*** Opening DATA SUPPLIED ***
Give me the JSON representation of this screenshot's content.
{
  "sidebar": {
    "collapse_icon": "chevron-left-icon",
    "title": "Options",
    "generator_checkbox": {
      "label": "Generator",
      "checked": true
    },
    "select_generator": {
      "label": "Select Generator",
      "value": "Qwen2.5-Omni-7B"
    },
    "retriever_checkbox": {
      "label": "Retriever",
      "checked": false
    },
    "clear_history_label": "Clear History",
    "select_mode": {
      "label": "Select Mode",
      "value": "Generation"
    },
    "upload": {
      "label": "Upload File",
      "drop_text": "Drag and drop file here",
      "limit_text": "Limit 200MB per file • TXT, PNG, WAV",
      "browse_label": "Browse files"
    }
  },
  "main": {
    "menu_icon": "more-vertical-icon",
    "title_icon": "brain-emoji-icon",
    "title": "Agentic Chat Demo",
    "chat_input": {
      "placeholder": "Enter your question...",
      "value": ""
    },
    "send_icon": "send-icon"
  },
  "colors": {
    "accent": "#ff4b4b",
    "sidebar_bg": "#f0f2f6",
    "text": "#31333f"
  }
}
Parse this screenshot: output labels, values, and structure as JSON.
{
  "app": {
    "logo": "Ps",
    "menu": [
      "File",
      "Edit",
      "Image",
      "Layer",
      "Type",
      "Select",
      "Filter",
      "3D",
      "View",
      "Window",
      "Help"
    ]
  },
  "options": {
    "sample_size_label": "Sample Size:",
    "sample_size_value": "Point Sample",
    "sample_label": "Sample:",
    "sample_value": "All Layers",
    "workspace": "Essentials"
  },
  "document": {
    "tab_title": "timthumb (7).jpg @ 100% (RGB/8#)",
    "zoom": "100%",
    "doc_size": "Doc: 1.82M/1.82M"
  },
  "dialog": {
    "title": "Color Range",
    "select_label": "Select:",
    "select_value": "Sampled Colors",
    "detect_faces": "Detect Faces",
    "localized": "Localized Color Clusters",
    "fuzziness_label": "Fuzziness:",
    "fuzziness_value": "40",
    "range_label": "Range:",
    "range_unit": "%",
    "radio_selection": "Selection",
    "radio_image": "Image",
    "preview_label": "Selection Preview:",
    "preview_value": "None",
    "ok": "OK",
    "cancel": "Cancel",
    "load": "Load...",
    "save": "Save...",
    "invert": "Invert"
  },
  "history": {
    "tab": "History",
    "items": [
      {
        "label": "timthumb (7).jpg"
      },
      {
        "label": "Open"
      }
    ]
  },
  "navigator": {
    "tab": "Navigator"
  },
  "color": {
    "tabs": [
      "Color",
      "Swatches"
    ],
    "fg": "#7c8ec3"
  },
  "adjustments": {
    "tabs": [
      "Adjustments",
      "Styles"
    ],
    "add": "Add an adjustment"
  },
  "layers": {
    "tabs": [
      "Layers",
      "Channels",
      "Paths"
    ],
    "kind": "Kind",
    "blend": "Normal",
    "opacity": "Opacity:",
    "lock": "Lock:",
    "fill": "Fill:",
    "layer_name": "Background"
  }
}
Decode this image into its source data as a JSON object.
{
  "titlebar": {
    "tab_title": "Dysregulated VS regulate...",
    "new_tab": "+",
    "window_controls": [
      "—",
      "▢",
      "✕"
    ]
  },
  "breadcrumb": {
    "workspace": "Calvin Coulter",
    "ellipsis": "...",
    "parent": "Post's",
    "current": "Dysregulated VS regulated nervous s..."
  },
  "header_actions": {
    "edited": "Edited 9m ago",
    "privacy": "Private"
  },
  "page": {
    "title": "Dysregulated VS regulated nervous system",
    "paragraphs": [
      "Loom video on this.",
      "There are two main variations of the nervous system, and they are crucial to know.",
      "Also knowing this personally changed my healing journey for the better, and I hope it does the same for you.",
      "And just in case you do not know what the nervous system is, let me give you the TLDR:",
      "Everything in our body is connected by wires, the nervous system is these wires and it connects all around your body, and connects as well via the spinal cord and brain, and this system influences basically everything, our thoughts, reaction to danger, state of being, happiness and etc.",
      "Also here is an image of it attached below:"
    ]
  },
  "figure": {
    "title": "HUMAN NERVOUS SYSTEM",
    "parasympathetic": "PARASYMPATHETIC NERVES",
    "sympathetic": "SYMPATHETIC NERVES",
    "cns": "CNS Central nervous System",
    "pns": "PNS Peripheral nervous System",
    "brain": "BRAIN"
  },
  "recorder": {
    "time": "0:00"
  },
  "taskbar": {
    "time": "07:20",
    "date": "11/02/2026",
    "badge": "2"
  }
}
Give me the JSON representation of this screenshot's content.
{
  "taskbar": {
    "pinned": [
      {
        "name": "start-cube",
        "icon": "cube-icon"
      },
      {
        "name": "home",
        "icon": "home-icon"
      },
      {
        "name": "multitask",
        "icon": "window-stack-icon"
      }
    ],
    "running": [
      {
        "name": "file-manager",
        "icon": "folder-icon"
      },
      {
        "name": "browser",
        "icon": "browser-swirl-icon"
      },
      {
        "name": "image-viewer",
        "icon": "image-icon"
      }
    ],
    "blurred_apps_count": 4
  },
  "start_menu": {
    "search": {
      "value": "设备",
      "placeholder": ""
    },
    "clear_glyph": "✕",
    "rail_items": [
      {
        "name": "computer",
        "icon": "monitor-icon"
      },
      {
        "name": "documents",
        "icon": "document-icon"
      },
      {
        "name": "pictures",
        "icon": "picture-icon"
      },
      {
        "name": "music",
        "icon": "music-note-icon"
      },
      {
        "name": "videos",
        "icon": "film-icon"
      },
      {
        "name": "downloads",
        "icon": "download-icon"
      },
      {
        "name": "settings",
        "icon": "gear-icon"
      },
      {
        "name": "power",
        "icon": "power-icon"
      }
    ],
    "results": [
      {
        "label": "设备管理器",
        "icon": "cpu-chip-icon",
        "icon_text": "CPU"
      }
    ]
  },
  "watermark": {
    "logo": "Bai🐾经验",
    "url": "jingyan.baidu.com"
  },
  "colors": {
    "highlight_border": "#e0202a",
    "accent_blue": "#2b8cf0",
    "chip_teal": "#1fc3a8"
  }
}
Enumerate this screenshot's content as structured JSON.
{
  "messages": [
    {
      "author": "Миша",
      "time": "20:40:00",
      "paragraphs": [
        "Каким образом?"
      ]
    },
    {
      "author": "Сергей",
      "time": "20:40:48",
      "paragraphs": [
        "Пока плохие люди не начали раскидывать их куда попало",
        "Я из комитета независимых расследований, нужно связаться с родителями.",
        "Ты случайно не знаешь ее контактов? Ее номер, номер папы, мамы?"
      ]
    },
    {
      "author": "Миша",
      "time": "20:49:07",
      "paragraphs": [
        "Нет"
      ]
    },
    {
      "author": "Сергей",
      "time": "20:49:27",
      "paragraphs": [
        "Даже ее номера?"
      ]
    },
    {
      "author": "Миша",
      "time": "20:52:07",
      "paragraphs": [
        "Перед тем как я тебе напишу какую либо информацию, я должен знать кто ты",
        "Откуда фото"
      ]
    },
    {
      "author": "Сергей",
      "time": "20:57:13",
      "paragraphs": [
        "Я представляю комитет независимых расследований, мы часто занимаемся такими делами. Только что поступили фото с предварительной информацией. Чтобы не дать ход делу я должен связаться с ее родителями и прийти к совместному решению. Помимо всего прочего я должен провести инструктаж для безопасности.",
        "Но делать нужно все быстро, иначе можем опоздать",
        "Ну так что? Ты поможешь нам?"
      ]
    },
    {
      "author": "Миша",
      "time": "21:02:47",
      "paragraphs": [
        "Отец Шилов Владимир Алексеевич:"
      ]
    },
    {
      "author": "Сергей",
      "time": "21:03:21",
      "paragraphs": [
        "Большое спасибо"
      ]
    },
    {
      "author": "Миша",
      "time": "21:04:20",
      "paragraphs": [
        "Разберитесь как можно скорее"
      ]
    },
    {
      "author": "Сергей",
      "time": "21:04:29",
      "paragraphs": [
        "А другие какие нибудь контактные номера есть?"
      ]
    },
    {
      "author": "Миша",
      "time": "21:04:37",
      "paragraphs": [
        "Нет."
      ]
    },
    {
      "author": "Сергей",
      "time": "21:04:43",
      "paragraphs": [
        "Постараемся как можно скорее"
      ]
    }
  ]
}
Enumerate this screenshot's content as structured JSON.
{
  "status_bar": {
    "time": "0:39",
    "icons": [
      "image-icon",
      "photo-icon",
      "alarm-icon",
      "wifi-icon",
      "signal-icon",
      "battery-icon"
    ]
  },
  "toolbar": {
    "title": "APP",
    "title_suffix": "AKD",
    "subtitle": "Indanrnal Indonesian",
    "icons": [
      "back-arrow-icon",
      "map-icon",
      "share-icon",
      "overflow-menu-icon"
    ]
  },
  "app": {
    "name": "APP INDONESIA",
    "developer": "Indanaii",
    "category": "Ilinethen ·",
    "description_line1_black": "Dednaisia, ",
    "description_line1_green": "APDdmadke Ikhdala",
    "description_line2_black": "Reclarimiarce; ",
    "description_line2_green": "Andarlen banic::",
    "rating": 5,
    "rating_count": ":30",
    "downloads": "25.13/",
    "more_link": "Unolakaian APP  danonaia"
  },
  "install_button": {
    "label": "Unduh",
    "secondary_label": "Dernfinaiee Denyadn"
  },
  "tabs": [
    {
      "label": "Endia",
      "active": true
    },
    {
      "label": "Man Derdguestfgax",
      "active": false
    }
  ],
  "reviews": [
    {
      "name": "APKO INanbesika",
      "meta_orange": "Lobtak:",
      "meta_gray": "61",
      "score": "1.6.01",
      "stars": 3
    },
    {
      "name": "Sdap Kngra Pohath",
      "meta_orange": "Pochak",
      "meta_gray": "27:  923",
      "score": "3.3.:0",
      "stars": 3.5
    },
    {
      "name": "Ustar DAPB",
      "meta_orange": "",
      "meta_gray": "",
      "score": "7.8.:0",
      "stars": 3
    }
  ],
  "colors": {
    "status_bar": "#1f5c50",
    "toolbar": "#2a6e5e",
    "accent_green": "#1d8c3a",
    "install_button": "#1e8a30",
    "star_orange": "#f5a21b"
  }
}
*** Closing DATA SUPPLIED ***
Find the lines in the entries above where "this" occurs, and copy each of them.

Give me the JSON representation of this screenshot's content.
Parse this screenshot: output labels, values, and structure as JSON.
Decode this image into its source data as a JSON object.
      "Loom video on this.",
      "Also knowing this personally changed my healing journey for the better, and I hope it does the same for you.",
      "Everything in our body is connected by wires, the nervous system is these wires and it connects all around your body, and connects as well via the spinal cord and brain, and this system influences basically everything, our thoughts, reaction to danger, state of being, happiness and etc.",
Give me the JSON representation of this screenshot's content.
Enumerate this screenshot's content as structured JSON.
Enumerate this screenshot's content as structured JSON.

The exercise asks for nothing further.